After a restful (albeit chilly) night, we broke camp and joined a group of 30 or so volunteers and crew leaders to begin our project with Save Georgia’s Hemlocks. We split into groups of 4 under the guidance of crew leaders to treat assigned Hemlock trees with a chemical that is safe for the plant but toxic to the invasive Hemlock Wooly Adelgid bug that feeds on the sap of Hemlock trees and has no natural predators in the Eastern United States. We used soil injectors (read: massive hypodermic needles designed to deliver chemicals through soil “Hypoteric Needles”) to disperse this environmentally harmless chemical throughout the soil around the base of Hemlock trees. This chemical is taken up by the tree’s root system and effectively “vaccinates it” against the Wooly Adelgid. Throughout this process, the Hemlock trees were measured for growth to determine proper dosage and track health, and replacement of the identifying dog tags on each treated tree was carried out as needed. Over 200 trees were treated by the Trailblazers alone. These trees will survive any onslaught of Wooly Adelgid, and preserve the Hemlock genome so it can repopulate once the invasive critter has died out.

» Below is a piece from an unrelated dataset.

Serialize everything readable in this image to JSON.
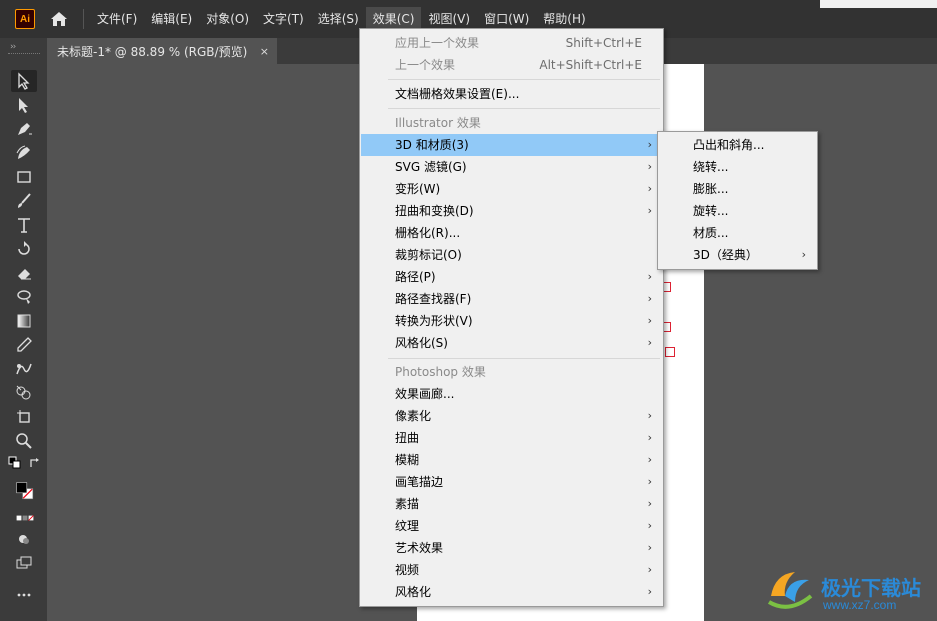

After hugging trees and giving Mother Nature her needed shots, we traipsed to Sea Creek waterfall. Here we had lunch and heard from many great outdoor service organizations including the Benton MacAye Trail Association, Go Outdoors! USA, the Mountain Stewards, and the executive leadership of Save Georgia’s Hemlocks about conservation efforts being undertaken in Northern Georgia. We were able to present the basic philosophy and operating principles of Trailblazers, and all gathered there were thoroughly impressed at what a group of determined young people could achieved. After the educational session, we tarried around the waterfall to chill out and take a few pictures to remember the time by. We then headed for home, satisfied that we’d left the lasting, characteristic Trailblazers mark of service on the Hemlocks of the Chattahoochee National Forest.